▶ App and web page records
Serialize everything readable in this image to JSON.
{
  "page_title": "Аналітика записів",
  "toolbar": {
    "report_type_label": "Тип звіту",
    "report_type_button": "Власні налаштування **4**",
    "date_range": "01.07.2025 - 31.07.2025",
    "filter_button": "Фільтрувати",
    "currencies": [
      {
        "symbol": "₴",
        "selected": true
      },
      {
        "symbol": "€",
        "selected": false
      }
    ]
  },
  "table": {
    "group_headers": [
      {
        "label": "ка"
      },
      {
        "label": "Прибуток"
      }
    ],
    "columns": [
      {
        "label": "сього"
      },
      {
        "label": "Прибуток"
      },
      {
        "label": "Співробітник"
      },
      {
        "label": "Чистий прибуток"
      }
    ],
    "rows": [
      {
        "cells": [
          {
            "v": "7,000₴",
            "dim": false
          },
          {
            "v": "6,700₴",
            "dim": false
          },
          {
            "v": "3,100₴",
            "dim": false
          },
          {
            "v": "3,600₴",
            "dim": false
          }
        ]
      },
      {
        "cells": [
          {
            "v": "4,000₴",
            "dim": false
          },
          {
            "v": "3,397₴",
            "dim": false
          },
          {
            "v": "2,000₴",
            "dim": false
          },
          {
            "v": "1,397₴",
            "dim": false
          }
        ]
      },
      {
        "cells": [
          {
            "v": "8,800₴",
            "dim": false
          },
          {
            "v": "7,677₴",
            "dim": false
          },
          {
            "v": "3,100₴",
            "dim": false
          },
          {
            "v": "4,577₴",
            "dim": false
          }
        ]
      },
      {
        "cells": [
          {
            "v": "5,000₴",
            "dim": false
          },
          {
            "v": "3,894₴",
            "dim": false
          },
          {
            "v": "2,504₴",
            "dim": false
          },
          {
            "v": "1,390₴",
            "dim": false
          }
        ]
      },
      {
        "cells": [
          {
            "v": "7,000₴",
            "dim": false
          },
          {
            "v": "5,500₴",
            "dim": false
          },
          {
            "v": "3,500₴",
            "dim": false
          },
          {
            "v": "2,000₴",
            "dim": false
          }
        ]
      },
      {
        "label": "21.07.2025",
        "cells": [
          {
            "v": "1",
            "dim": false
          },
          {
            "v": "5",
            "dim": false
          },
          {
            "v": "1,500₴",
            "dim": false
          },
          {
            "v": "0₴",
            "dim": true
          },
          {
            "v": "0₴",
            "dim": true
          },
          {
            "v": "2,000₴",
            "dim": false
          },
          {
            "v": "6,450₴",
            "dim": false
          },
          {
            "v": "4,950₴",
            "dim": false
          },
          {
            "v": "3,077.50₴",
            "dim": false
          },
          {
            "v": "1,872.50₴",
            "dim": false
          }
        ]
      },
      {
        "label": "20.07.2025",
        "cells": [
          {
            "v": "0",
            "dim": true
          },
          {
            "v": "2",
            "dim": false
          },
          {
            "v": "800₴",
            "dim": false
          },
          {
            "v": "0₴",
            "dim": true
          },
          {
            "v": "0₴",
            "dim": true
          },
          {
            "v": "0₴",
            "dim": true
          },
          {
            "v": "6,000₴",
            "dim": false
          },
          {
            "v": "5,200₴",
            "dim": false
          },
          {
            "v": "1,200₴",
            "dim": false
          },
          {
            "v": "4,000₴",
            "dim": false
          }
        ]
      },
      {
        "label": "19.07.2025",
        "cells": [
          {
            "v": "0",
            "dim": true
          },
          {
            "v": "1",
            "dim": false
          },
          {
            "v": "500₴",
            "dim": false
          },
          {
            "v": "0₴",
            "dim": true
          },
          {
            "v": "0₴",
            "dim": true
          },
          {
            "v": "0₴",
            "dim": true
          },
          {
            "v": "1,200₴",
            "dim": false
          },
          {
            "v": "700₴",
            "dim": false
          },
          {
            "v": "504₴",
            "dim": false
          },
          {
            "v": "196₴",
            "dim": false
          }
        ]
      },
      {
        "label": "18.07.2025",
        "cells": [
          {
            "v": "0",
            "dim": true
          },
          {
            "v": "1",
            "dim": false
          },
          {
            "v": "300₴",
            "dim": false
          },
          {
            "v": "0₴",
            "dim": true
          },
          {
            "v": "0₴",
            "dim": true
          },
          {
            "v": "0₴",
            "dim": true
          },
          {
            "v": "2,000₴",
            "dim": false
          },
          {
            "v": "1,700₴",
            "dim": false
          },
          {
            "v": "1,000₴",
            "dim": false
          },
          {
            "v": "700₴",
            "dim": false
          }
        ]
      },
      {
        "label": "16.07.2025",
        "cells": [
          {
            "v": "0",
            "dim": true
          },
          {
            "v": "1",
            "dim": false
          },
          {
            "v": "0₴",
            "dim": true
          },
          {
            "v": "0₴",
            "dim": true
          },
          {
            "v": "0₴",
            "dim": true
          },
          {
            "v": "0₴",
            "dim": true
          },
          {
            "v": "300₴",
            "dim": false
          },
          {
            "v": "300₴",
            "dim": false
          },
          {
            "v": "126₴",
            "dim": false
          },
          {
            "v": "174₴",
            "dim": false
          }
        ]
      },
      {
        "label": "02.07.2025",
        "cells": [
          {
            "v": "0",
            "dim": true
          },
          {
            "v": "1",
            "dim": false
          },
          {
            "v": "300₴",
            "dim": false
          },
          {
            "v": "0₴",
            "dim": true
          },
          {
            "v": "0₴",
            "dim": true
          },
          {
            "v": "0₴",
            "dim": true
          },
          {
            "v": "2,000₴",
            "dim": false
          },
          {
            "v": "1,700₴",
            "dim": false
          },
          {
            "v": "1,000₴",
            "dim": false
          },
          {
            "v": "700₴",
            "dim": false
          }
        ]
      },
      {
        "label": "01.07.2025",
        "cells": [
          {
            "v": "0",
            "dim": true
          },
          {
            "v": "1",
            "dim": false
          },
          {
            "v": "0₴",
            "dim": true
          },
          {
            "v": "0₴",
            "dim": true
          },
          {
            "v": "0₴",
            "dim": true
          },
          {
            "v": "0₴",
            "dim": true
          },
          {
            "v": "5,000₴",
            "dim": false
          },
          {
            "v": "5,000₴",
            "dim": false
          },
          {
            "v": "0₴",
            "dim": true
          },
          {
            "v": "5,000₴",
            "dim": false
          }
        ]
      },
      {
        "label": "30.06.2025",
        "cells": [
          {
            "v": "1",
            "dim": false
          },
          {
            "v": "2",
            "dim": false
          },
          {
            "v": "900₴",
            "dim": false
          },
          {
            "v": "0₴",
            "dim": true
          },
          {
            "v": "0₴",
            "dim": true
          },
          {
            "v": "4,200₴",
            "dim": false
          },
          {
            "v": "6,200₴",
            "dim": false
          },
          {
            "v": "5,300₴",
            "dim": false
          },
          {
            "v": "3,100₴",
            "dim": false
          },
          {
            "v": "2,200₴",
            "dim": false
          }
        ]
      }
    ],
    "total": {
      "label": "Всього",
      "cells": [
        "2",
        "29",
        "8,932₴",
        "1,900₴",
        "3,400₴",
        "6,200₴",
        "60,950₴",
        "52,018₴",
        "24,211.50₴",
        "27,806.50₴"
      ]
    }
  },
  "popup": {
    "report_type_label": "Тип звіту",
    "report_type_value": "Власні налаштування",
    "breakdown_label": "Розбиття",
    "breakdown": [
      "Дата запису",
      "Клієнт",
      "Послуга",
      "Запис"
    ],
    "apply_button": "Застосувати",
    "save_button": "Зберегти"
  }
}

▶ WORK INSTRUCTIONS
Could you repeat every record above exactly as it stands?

▶ RESPONSE BOX
Serialize everything readable in this image to JSON.
{
  "page_title": "Аналітика записів",
  "toolbar": {
    "report_type_label": "Тип звіту",
    "report_type_button": "Власні налаштування **4**",
    "date_range": "01.07.2025 - 31.07.2025",
    "filter_button": "Фільтрувати",
    "currencies": [
      {
        "symbol": "₴",
        "selected": true
      },
      {
        "symbol": "€",
        "selected": false
      }
    ]
  },
  "table": {
    "group_headers": [
      {
        "label": "ка"
      },
      {
        "label": "Прибуток"
      }
    ],
    "columns": [
      {
        "label": "сього"
      },
      {
        "label": "Прибуток"
      },
      {
        "label": "Співробітник"
      },
      {
        "label": "Чистий прибуток"
      }
    ],
    "rows": [
      {
        "cells": [
          {
            "v": "7,000₴",
            "dim": false
          },
          {
            "v": "6,700₴",
            "dim": false
          },
          {
            "v": "3,100₴",
            "dim": false
          },
          {
            "v": "3,600₴",
            "dim": false
          }
        ]
      },
      {
        "cells": [
          {
            "v": "4,000₴",
            "dim": false
          },
          {
            "v": "3,397₴",
            "dim": false
          },
          {
            "v": "2,000₴",
            "dim": false
          },
          {
            "v": "1,397₴",
            "dim": false
          }
        ]
      },
      {
        "cells": [
          {
            "v": "8,800₴",
            "dim": false
          },
          {
            "v": "7,677₴",
            "dim": false
          },
          {
            "v": "3,100₴",
            "dim": false
          },
          {
            "v": "4,577₴",
            "dim": false
          }
        ]
      },
      {
        "cells": [
          {
            "v": "5,000₴",
            "dim": false
          },
          {
            "v": "3,894₴",
            "dim": false
          },
          {
            "v": "2,504₴",
            "dim": false
          },
          {
            "v": "1,390₴",
            "dim": false
          }
        ]
      },
      {
        "cells": [
          {
            "v": "7,000₴",
            "dim": false
          },
          {
            "v": "5,500₴",
            "dim": false
          },
          {
            "v": "3,500₴",
            "dim": false
          },
          {
            "v": "2,000₴",
            "dim": false
          }
        ]
      },
      {
        "label": "21.07.2025",
        "cells": [
          {
            "v": "1",
            "dim": false
          },
          {
            "v": "5",
            "dim": false
          },
          {
            "v": "1,500₴",
            "dim": false
          },
          {
            "v": "0₴",
            "dim": true
          },
          {
            "v": "0₴",
            "dim": true
          },
          {
            "v": "2,000₴",
            "dim": false
          },
          {
            "v": "6,450₴",
            "dim": false
          },
          {
            "v": "4,950₴",
            "dim": false
          },
          {
            "v": "3,077.50₴",
            "dim": false
          },
          {
            "v": "1,872.50₴",
            "dim": false
          }
        ]
      },
      {
        "label": "20.07.2025",
        "cells": [
          {
            "v": "0",
            "dim": true
          },
          {
            "v": "2",
            "dim": false
          },
          {
            "v": "800₴",
            "dim": false
          },
          {
            "v": "0₴",
            "dim": true
          },
          {
            "v": "0₴",
            "dim": true
          },
          {
            "v": "0₴",
            "dim": true
          },
          {
            "v": "6,000₴",
            "dim": false
          },
          {
            "v": "5,200₴",
            "dim": false
          },
          {
            "v": "1,200₴",
            "dim": false
          },
          {
            "v": "4,000₴",
            "dim": false
          }
        ]
      },
      {
        "label": "19.07.2025",
        "cells": [
          {
            "v": "0",
            "dim": true
          },
          {
            "v": "1",
            "dim": false
          },
          {
            "v": "500₴",
            "dim": false
          },
          {
            "v": "0₴",
            "dim": true
          },
          {
            "v": "0₴",
            "dim": true
          },
          {
            "v": "0₴",
            "dim": true
          },
          {
            "v": "1,200₴",
            "dim": false
          },
          {
            "v": "700₴",
            "dim": false
          },
          {
            "v": "504₴",
            "dim": false
          },
          {
            "v": "196₴",
            "dim": false
          }
        ]
      },
      {
        "label": "18.07.2025",
        "cells": [
          {
            "v": "0",
            "dim": true
          },
          {
            "v": "1",
            "dim": false
          },
          {
            "v": "300₴",
            "dim": false
          },
          {
            "v": "0₴",
            "dim": true
          },
          {
            "v": "0₴",
            "dim": true
          },
          {
            "v": "0₴",
            "dim": true
          },
          {
            "v": "2,000₴",
            "dim": false
          },
          {
            "v": "1,700₴",
            "dim": false
          },
          {
            "v": "1,000₴",
            "dim": false
          },
          {
            "v": "700₴",
            "dim": false
          }
        ]
      },
      {
        "label": "16.07.2025",
        "cells": [
          {
            "v": "0",
            "dim": true
          },
          {
            "v": "1",
            "dim": false
          },
          {
            "v": "0₴",
            "dim": true
          },
          {
            "v": "0₴",
            "dim": true
          },
          {
            "v": "0₴",
            "dim": true
          },
          {
            "v": "0₴",
            "dim": true
          },
          {
            "v": "300₴",
            "dim": false
          },
          {
            "v": "300₴",
            "dim": false
          },
          {
            "v": "126₴",
            "dim": false
          },
          {
            "v": "174₴",
            "dim": false
          }
        ]
      },
      {
        "label": "02.07.2025",
        "cells": [
          {
            "v": "0",
            "dim": true
          },
          {
            "v": "1",
            "dim": false
          },
          {
            "v": "300₴",
            "dim": false
          },
          {
            "v": "0₴",
            "dim": true
          },
          {
            "v": "0₴",
            "dim": true
          },
          {
            "v": "0₴",
            "dim": true
          },
          {
            "v": "2,000₴",
            "dim": false
          },
          {
            "v": "1,700₴",
            "dim": false
          },
          {
            "v": "1,000₴",
            "dim": false
          },
          {
            "v": "700₴",
            "dim": false
          }
        ]
      },
      {
        "label": "01.07.2025",
        "cells": [
          {
            "v": "0",
            "dim": true
          },
          {
            "v": "1",
            "dim": false
          },
          {
            "v": "0₴",
            "dim": true
          },
          {
            "v": "0₴",
            "dim": true
          },
          {
            "v": "0₴",
            "dim": true
          },
          {
            "v": "0₴",
            "dim": true
          },
          {
            "v": "5,000₴",
            "dim": false
          },
          {
            "v": "5,000₴",
            "dim": false
          },
          {
            "v": "0₴",
            "dim": true
          },
          {
            "v": "5,000₴",
            "dim": false
          }
        ]
      },
      {
        "label": "30.06.2025",
        "cells": [
          {
            "v": "1",
            "dim": false
          },
          {
            "v": "2",
            "dim": false
          },
          {
            "v": "900₴",
            "dim": false
          },
          {
            "v": "0₴",
            "dim": true
          },
          {
            "v": "0₴",
            "dim": true
          },
          {
            "v": "4,200₴",
            "dim": false
          },
          {
            "v": "6,200₴",
            "dim": false
          },
          {
            "v": "5,300₴",
            "dim": false
          },
          {
            "v": "3,100₴",
            "dim": false
          },
          {
            "v": "2,200₴",
            "dim": false
          }
        ]
      }
    ],
    "total": {
      "label": "Всього",
      "cells": [
        "2",
        "29",
        "8,932₴",
        "1,900₴",
        "3,400₴",
        "6,200₴",
        "60,950₴",
        "52,018₴",
        "24,211.50₴",
        "27,806.50₴"
      ]
    }
  },
  "popup": {
    "report_type_label": "Тип звіту",
    "report_type_value": "Власні налаштування",
    "breakdown_label": "Розбиття",
    "breakdown": [
      "Дата запису",
      "Клієнт",
      "Послуга",
      "Запис"
    ],
    "apply_button": "Застосувати",
    "save_button": "Зберегти"
  }
}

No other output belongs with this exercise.